With the average American consuming three times the daily recommend amount of sugar and obesity reaching epidemic proportions, the food industry is frantically trying to develop healthier products. However, taking sugar out of foods is not as simple as it sounds as it provides a critical role in product development due to flavor defects. Product formulators are tasked with creating great tasting products that can be enjoyed by the masses. The challenge is that many natural ingredients have flavor defects such as bitterness, astringency and sourness which are off-putting to consumers. Their efforts become particularly challenging when developing products that are also, non-GMO, chemical-free and organic. To combat flavor defects, food manufacturers have adopted a practice known as masking, which is capable of hiding the unwanted tastes. Flavor masking works by over satiating taste receptors to the point of not being able to detect flavor. Vanillin and aroma chemicals are common masking agents but the most popular is sugar. Sugar is highly effective, inexpensive and provides structure to foods that few ingredients can; however, its health implications and the changing consumer landscape poses a challenge for its use in future product formulations. But the challenges continue: Although more than 51% say they want less sugar in their foods, taste is the most important factor in product acceptance and consumers are unwilling to compromise. Over the past several years, food manufacturers have been looking for solutions that are capable of providing full flavor without the added calories; however, finding effective sugar replacements that align with consumer trends has posed challenging. [convertkit form=4863405]
Category: Natural Sweeteners
While stevia refers to the entire plant, Rebaudioside A or Reb A is the primary steviol glycoside that make stevia sweet.
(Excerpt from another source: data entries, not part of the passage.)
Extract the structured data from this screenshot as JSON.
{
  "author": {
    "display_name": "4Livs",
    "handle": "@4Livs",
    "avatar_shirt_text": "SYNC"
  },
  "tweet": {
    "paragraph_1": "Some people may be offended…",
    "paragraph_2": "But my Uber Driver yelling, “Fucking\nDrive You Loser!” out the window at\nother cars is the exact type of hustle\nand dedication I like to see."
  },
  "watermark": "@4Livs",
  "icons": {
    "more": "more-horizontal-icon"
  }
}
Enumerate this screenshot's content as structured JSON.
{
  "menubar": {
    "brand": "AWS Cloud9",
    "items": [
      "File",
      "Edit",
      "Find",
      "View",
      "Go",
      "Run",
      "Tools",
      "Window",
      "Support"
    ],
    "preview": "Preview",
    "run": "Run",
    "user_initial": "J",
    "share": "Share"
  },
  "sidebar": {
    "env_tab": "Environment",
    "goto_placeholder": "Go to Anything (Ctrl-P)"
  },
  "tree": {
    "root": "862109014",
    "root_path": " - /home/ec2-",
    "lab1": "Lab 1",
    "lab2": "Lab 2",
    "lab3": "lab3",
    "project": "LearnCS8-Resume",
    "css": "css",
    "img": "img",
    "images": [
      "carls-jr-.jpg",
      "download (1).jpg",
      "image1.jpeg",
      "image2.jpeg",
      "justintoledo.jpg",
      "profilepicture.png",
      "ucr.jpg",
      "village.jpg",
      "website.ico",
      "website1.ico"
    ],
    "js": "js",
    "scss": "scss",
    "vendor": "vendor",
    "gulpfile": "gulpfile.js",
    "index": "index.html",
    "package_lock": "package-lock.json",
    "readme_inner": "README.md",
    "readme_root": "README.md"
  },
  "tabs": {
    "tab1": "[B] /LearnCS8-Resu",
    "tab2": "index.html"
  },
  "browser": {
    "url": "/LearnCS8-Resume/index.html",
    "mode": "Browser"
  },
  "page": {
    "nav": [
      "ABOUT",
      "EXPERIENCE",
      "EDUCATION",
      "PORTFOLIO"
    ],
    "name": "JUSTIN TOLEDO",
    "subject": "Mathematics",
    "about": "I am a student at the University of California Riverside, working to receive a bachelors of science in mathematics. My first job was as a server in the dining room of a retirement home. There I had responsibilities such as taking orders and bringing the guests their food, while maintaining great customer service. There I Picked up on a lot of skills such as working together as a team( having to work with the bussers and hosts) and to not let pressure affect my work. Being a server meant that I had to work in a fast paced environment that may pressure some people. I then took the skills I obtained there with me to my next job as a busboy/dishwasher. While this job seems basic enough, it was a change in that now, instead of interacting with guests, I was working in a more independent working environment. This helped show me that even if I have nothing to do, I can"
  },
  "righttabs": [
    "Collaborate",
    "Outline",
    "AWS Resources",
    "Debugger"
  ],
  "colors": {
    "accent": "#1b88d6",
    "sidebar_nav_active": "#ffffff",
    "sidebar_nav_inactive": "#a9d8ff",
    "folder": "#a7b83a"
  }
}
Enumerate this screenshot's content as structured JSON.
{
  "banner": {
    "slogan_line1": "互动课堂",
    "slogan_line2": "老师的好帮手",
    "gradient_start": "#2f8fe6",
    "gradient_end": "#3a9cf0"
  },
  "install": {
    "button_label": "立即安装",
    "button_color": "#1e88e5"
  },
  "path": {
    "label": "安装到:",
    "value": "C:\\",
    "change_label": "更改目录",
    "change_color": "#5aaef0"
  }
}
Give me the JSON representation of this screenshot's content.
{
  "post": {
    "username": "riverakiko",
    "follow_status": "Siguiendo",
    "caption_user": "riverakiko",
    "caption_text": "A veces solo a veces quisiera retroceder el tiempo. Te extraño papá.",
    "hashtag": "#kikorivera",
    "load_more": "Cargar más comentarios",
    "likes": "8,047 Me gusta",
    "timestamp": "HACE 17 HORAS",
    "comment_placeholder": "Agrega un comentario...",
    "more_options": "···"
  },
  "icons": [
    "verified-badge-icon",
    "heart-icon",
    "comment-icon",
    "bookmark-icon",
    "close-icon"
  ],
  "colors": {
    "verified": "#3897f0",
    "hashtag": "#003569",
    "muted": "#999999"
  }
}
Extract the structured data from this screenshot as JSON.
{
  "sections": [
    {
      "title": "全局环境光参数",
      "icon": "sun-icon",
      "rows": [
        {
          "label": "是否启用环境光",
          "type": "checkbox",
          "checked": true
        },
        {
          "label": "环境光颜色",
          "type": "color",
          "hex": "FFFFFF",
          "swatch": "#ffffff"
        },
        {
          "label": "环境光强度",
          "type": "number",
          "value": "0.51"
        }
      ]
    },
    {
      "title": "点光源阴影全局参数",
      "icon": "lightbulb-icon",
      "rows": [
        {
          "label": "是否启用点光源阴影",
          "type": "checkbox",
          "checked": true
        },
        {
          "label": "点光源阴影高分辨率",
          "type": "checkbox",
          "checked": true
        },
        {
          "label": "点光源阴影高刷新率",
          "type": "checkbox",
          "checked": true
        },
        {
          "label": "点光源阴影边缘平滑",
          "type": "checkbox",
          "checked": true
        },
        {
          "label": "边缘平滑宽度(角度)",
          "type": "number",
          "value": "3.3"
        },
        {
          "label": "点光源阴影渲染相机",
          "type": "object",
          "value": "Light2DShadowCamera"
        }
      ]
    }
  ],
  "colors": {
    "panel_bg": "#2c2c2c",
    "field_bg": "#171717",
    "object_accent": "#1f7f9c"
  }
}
There are typically 10 different steviol glycosides that can be found in varying concentrations within the stevia plant.
10 Steviol Glycosides found in Stevia
- Dulcoside A
- Rebaudioside A
- Rebaudioside B
- Rebaudioside C
- Rebaudioside D
- Rebaudioside E
- Rebaudioside F
Extraction Process of Steviol GlycosidesIn order to be used in foods the glycosides need to be purified into extracts, which can be done with simple water/alcohol extraction techniques. The extraction process does not effect the composition or structure of the steviol glycosides. The first step in the extraction process involves soaking the stevia leaves in hot water in order to separate the liquid from the plant. The plant is further purified using water and/or food grade alcohol to make a fine white powder.
FDA RegulatoryIn the United States, stevia extracts must be comprised of 95% steviol glycosides in order to be used as a general purpose sweetener. While the overall percentage of steviol glycosides needs to be above 95%, the industry often refers to stevia based on its primary glycoside Rebaudioside A.
Sensory Analysis of Reb AMost manufacturers produce stevia that has a Reb A concentration of 95% or higher. This is because although stevia is 200 to 300 times sweeter than sugar, its flavor profile is often found to be unfavorable by many consumers, which is more noticeable in lower concentrations of Reb A. Stevia has eight different flavor characteristics which can be tasted in the following order:
- Sweet Taste
- Bitter Taste
- Sweet Aftertaste
- Total Aroma